First, the beans. And yeah, Folger’s, it ain’t looking good for you. Take a look:
What’s with the gristle? When I buy whole bean, I want whole beans. Not some whole beans mixed in with some specks and some grounds and whatever other schmeg is in there. And is it just me or are the beans roasted to different colors? Okay, maybe this is the real Folger’s, cause this is clearly just a big ol’ vat of beans that’s thrown together in a mish-mash faction.
Oh hey, as an aside, the plantation I went to in Hawaii had a “black and white” blend. Half the beans are light roasted, half are dark. So you get the flavor of the latter with the caffeine of the former, but way more complex than a medium roast. Yummy. Unfortunately, the “throw a bunch of whatever beans fell through the cistern” model employed by Folger’s ain’t being done for combination and nuance.
When I put these 1850… no, you know what? I’m going to call them by their proper name. They’re Folgers, through and through. So when I put these FOLGER’S beans through the automatic grinder in my coffee machine, the result was the exact kind of clusterfuck you’d expect. Most of the mist didn’t make it through the tunnel into the filter. To be fair, this happens over time with good coffee. A little bit more gets piled up each day until I come down one morning and get something the consistency of tea.

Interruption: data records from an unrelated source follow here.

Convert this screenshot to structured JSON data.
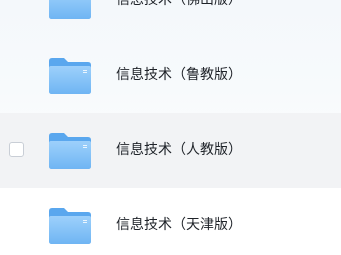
{
  "file_list": {
    "items": [
      {
        "name": "信息技术（佛山版）",
        "icon": "folder-icon",
        "selected": false
      },
      {
        "name": "信息技术（鲁教版）",
        "icon": "folder-icon",
        "selected": false
      },
      {
        "name": "信息技术（人教版）",
        "icon": "folder-icon",
        "selected": true
      },
      {
        "name": "信息技术（天津版）",
        "icon": "folder-icon",
        "selected": false
      }
    ]
  },
  "colors": {
    "folder_back": "#5aa7ee",
    "folder_front_top": "#9dd0fb",
    "folder_front_bottom": "#6fb5f3",
    "hover_row": "#f2f3f5",
    "text": "#1f2329"
  }
}
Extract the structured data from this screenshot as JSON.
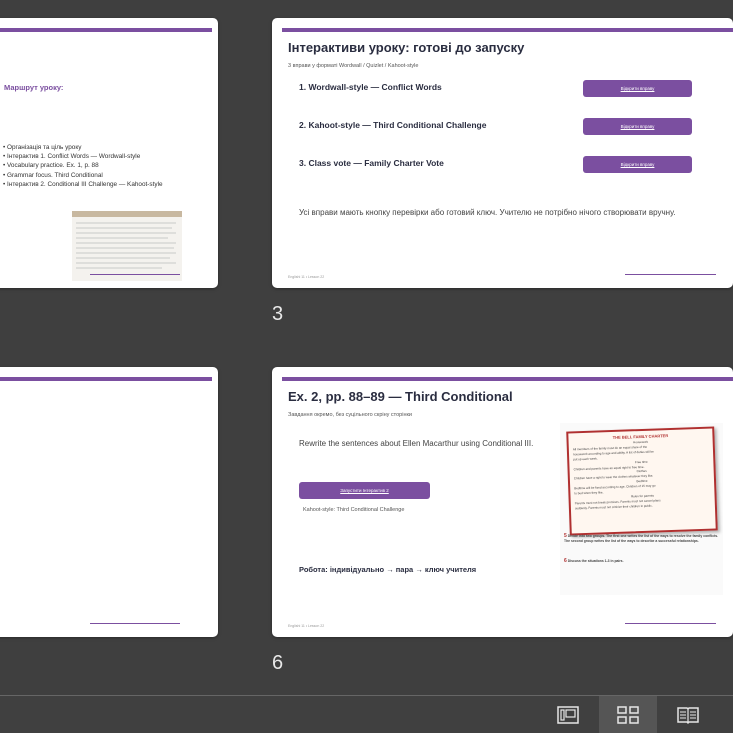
{
  "slide_left_top": {
    "heading": "Маршрут уроку:",
    "bullets": [
      "Організація та ціль уроку",
      "Інтерактив 1. Conflict Words — Wordwall-style",
      "Vocabulary practice. Ex. 1, p. 88",
      "Grammar focus. Third Conditional",
      "Інтерактив 2. Conditional III Challenge — Kahoot-style"
    ]
  },
  "slide3": {
    "number": "3",
    "title": "Інтерактиви уроку: готові до запуску",
    "subtitle": "3 вправи у форматі Wordwall / Quizlet / Kahoot-style",
    "items": [
      {
        "label": "1. Wordwall-style — Conflict Words",
        "button": "Відкрити вправу"
      },
      {
        "label": "2. Kahoot-style — Third Conditional Challenge",
        "button": "Відкрити вправу"
      },
      {
        "label": "3. Class vote — Family Charter Vote",
        "button": "Відкрити вправу"
      }
    ],
    "note": "Усі вправи мають кнопку перевірки або готовий ключ. Учителю не потрібно нічого створювати вручну.",
    "footer": "Englishi 11 • Lesson 22"
  },
  "slide6": {
    "number": "6",
    "title": "Ex. 2, pp. 88–89 — Third Conditional",
    "subtitle": "Завдання окремо, без суцільного скріну сторінки",
    "instruction": "Rewrite the sentences about Ellen Macarthur using Conditional III.",
    "button": "Запустити Інтерактив 2",
    "button_caption": "Kahoot-style: Third Conditional Challenge",
    "work_mode": "Робота: індивідуально → пара → ключ учителя",
    "footer": "Englishi 11 • Lesson 22",
    "charter": {
      "title": "THE BELL FAMILY CHARTER",
      "lines": [
        "Housework",
        "All members of the family must do an equal share of the",
        "housework according to age and ability. A list of duties will be",
        "put up each week.",
        "Free time",
        "Children and parents have an equal right to free time.",
        "Clothes",
        "Children have a right to wear the clothes whatever they like.",
        "Bedtime",
        "Bedtime will be fixed according to age. Children of 15 may go",
        "to bed when they like.",
        "Rules for parents",
        "Parents must not break promises. Parents must not cancel plans",
        "suddenly. Parents must not criticise their children in public."
      ]
    },
    "tasks": [
      {
        "num": "5",
        "text": "Divide into two groups. The first one writes the list of the ways to resolve the family conflicts. The second group writes the list of the ways to describe a successful relationships."
      },
      {
        "num": "6",
        "text": "Discuss the situations 1-3 in pairs."
      }
    ]
  },
  "toolbar": {
    "buttons": [
      {
        "name": "normal-view",
        "active": false
      },
      {
        "name": "slide-sorter",
        "active": true
      },
      {
        "name": "reading-view",
        "active": false
      }
    ]
  }
}
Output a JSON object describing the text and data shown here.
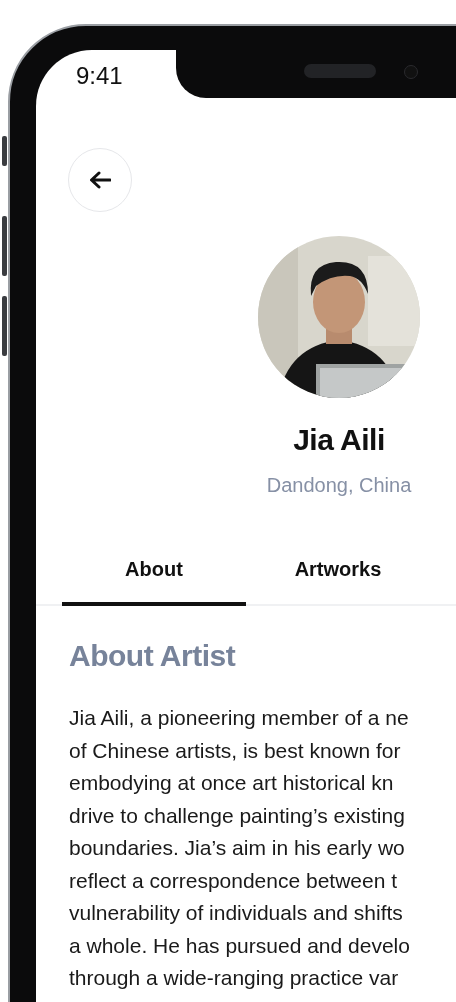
{
  "status_bar": {
    "time": "9:41"
  },
  "profile": {
    "name": "Jia Aili",
    "location": "Dandong, China"
  },
  "tabs": [
    {
      "label": "About",
      "selected": true
    },
    {
      "label": "Artworks",
      "selected": false
    }
  ],
  "about": {
    "heading": "About Artist",
    "lines": [
      "Jia Aili, a pioneering member of a ne",
      "of Chinese artists, is best known for",
      "embodying at once art historical kn",
      "drive to challenge painting’s existing",
      "boundaries. Jia’s aim in his early wo",
      "reflect a correspondence between t",
      "vulnerability of individuals and shifts",
      "a whole. He has pursued and develo",
      "through a wide-ranging practice var"
    ]
  }
}
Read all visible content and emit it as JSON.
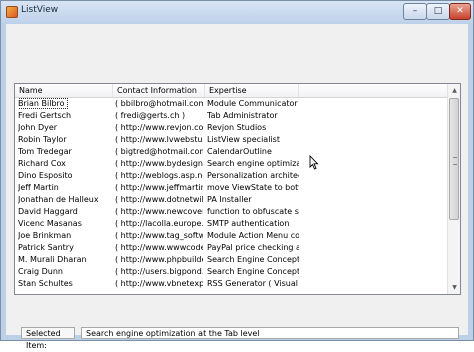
{
  "window": {
    "title": "ListView",
    "minimize_glyph": "–",
    "maximize_glyph": "□",
    "close_glyph": "✕"
  },
  "listview": {
    "columns": [
      "Name",
      "Contact Information",
      "Expertise"
    ],
    "rows": [
      {
        "name": "Brian Bilbro",
        "contact": "( bbilbro@hotmail.com )",
        "expertise": "Module Communicator co..."
      },
      {
        "name": "Fredi Gertsch",
        "contact": "( fredi@gerts.ch )",
        "expertise": "Tab Administrator"
      },
      {
        "name": "John Dyer",
        "contact": "( http://www.revjon.com)",
        "expertise": "Revjon Studios"
      },
      {
        "name": "Robin Taylor",
        "contact": "( http://www.lvwebstudio...",
        "expertise": "ListView specialist"
      },
      {
        "name": "Tom Tredegar",
        "contact": "( bigtred@hotmail.com )",
        "expertise": "CalendarOutline"
      },
      {
        "name": "Richard Cox",
        "contact": "( http://www.bydesignwe...",
        "expertise": "Search engine optimizati..."
      },
      {
        "name": "Dino Esposito",
        "contact": "( http://weblogs.asp.net/...",
        "expertise": "Personalization architectu..."
      },
      {
        "name": "Jeff Martin",
        "contact": "( http://www.jeffmartin.com...",
        "expertise": "move ViewState to botto..."
      },
      {
        "name": "Jonathan de Halleux",
        "contact": "( http://www.dotnetwiki.o...",
        "expertise": "PA Installer"
      },
      {
        "name": "David Haggard",
        "contact": "( http://www.newcovena...",
        "expertise": "function to obfuscate sen..."
      },
      {
        "name": "Vicenc Masanas",
        "contact": "( http://lacolla.europe.w...",
        "expertise": "SMTP authentication"
      },
      {
        "name": "Joe Brinkman",
        "contact": "( http://www.tag_softwar...",
        "expertise": "Module Action Menu con..."
      },
      {
        "name": "Patrick Santry",
        "contact": "( http://www.wwwcoder.c...",
        "expertise": "PayPal price checking an..."
      },
      {
        "name": "M. Murali Dharan",
        "contact": "( http://www.phpbuilder...",
        "expertise": "Search Engine Concepts"
      },
      {
        "name": "Craig Dunn",
        "contact": "( http://users.bigpond.c...",
        "expertise": "Search Engine Concepts"
      },
      {
        "name": "Stan Schultes",
        "contact": "( http://www.vbnetexpert...",
        "expertise": " RSS Generator ( Visual ..."
      }
    ]
  },
  "selected_item": {
    "label": "Selected Item:",
    "value": "Search engine optimization at the Tab level"
  },
  "scrollbar": {
    "up_glyph": "▲",
    "down_glyph": "▼"
  }
}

The main difference between the Folger’s and even run-of-the-mill, replacement-level beans was the amount of time it took for the residue to accumulate. I usually have to clean the tube out once a week or so. The Folger’s clogged that shit up every other day. Even when the conduit had just been scraped clean, only about sixty percent of the grounds made it through.
If only I had known how fortunate I was to be sipping a twenty percent solution on that first day. Because when I finally put in enough beans to actually taste the flavor… blech. I asked my wife if she had a similar reaction, as she puts a fair amount of creamer in her coffee. She agreed she wasn’t a fan. It tasted simultaneously watered-down and sludgy. A bitter aftertaste followed the primary taste of bland. Creamer didn’t seem to do much good.
I tweaked it a little that night, only to find the tube had clogged. So even more watered down than usual. On day four, I went big. Clean out the conduit, put an extra scoop of beans and whatever that residual stuff is, and let’s see what we get.
“I think we need to put the 1850 aside until my mom visits,” I texted my wife from work.
“Agreed,” she responded.
Hopefully I’ve learned my lesson. A Folger’s by any other name is still a Folger’s.
Maybe I should try some of that Italian-named stuff, instead.